“I want to be someone that can be a resource and an advocate for the city and for the services that I don’t think residents know are at their disposal,” she said. “For example, my mom raises my 8-year-old niece, and she’s a full-time nurse. The summer is coming up, and childcare is very expensive and difficult to figure out. The city offers a summer youth playground program. They create a safe environment where families can bring their kids during the work day. The kids get the opportunity to participate in different recreational activities, including field trips around the city to places like MacArthur Museum of Military History and the Clinton Presidential Library.This is one example of a program that I had no idea the city offered and that more people should know about.”
During the seven-week program, residents gain knowledge and insight through discussions, virtual demonstrations and virtual site visits, both in-person and via virtual instruction that includes virtual field trips capped with a “graduation” held at a City Board of Directors meeting on May 18.
The sessions include:
Government 101 – An overview of city government.
Dollars and Sense – A look at the budgeting process and economic development.
Safety in the City – Meet those working to keep the city safe.
Little Rock Building Blocks – Hear from Planning and Development, Public Works and Housing and Neighborhood Programs departments.
Livin’ in Little Rock – Focuses on quality of life topics such as Parks and Recreation, the Little Rock Zoo and sustainability measures.
Community Care – Learn about city-supported social service programs and other resources.
One of the lessons that Galloway learned through the academy is that there are many ways to practice civic engagement.
“One of the coolest things is that they asked us to go spend a small amount of money in a different ward than the one we live in,” she said. “I went and had a delicious lunch at La Vaquera Taqueria located in Ward 7 on Chicot Road. That positive experience taught me that civic engagement can be as simple as spending money in a part of the city that you don’t visit frequently.”
Having grown up in Little Rock, there are so many parts of the city that I hadn’t visited up until my 20s. It reinforced that there is a disconnect that people might have in different areas of the city. If you join the academy, you learn about the different wards, and it gives you a reason to go and check them out.”
Once Galloway has finished her term on Broadmoor’s neighborhood association, she is planning to put her new knowledge to work by serving on one of Little Rock’s city commissions.
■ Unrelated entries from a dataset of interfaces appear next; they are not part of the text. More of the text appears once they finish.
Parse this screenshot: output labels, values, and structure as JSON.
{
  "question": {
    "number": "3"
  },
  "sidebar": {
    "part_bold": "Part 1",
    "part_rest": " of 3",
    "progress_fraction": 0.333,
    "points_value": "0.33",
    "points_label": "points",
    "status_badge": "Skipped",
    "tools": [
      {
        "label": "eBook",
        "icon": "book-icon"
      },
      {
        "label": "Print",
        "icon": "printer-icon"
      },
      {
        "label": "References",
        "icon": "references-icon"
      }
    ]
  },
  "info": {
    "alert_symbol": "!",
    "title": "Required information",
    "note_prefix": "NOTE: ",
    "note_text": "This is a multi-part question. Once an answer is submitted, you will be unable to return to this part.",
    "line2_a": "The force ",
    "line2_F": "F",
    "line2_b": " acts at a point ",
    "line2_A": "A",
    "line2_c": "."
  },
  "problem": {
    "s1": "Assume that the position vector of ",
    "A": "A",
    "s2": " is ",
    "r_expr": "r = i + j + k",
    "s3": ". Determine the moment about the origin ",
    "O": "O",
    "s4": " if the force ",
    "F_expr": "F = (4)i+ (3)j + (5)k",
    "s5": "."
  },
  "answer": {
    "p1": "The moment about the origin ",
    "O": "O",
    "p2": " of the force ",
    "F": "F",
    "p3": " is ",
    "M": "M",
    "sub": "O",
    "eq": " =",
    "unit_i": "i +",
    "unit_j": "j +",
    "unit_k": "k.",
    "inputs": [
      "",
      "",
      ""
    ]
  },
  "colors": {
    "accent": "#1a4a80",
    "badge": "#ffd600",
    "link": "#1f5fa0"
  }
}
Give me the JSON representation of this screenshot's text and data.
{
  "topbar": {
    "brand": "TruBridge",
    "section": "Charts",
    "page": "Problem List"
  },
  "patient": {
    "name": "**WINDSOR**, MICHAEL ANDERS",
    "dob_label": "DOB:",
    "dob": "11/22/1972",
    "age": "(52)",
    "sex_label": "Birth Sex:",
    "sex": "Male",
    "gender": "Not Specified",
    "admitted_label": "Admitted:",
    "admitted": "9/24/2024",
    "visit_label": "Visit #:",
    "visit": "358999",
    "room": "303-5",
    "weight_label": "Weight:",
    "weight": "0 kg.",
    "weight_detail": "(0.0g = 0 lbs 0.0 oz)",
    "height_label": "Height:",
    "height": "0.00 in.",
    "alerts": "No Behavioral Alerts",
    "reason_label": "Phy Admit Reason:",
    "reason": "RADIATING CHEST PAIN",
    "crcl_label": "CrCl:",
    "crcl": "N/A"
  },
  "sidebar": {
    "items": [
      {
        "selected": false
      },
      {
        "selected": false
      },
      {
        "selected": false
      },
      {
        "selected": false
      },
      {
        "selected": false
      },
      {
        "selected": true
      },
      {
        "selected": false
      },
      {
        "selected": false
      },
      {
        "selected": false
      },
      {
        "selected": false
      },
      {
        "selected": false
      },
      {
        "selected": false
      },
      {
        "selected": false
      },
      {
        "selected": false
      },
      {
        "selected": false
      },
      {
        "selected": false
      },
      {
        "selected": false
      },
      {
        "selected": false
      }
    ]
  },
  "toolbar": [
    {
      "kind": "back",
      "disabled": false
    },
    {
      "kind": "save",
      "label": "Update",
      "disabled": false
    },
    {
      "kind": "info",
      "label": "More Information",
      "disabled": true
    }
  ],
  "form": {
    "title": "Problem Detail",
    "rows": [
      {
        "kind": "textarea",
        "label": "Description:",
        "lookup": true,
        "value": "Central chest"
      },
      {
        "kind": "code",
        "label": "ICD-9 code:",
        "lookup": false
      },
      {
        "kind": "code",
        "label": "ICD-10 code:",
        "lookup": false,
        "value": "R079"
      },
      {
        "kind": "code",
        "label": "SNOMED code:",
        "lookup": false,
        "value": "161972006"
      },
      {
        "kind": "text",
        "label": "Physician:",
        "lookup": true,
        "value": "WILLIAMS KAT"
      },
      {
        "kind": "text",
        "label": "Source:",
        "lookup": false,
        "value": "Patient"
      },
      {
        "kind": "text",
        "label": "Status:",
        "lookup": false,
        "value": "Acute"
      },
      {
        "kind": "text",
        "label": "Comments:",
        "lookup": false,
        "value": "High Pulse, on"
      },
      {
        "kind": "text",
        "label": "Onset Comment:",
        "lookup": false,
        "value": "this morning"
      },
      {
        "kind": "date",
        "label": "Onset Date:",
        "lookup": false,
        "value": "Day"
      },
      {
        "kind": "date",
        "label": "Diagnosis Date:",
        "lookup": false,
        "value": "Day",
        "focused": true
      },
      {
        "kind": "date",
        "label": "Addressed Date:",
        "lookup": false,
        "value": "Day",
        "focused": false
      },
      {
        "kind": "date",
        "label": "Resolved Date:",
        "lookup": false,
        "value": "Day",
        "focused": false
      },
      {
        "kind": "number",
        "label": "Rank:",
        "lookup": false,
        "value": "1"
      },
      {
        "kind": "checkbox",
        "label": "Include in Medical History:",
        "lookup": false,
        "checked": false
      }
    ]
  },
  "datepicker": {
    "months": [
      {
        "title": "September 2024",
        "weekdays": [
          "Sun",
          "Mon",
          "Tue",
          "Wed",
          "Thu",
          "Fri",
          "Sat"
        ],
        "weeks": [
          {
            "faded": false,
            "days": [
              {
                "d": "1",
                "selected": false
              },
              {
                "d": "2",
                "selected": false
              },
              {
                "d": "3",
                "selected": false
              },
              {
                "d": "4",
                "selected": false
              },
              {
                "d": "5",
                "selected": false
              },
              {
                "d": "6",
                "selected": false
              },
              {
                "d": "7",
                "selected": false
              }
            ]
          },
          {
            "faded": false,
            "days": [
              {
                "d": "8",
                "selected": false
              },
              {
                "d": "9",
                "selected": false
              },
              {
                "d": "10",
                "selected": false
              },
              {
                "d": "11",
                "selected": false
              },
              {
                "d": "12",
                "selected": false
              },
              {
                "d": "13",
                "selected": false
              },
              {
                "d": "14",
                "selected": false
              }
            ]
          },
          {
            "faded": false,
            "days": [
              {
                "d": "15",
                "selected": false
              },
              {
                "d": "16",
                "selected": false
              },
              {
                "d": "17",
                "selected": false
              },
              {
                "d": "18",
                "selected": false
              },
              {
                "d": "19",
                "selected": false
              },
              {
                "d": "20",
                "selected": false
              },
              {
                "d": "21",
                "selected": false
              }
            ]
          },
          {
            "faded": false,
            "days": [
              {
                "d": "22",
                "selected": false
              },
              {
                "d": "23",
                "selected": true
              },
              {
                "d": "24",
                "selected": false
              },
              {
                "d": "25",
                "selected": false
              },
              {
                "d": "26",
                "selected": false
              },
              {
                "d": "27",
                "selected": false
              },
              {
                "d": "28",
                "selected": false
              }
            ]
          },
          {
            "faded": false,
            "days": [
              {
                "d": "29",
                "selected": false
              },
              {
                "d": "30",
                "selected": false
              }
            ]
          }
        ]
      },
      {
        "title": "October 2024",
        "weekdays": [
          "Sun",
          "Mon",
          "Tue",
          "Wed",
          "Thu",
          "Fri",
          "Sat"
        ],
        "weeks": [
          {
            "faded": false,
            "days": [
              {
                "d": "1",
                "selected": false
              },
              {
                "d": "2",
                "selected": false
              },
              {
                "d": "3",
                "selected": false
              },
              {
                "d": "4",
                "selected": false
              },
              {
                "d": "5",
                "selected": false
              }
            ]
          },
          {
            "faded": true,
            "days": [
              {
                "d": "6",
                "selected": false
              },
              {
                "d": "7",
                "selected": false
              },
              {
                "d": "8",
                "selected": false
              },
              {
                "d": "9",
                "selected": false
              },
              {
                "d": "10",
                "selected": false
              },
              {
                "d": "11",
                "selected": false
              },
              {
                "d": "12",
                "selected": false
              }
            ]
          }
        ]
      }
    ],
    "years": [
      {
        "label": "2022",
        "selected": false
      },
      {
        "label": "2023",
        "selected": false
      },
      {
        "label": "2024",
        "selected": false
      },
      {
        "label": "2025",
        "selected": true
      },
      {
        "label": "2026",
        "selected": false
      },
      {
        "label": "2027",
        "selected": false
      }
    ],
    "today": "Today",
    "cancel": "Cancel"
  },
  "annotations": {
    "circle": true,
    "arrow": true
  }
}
“I’ve learned there are many ways to serve that can have a lasting impact,” she said. “There are so many more things that we can do other than voting to be civically engaged. After I finish my term on the neighborhood association, a city commission is the next way that I’d like to be able to participate.”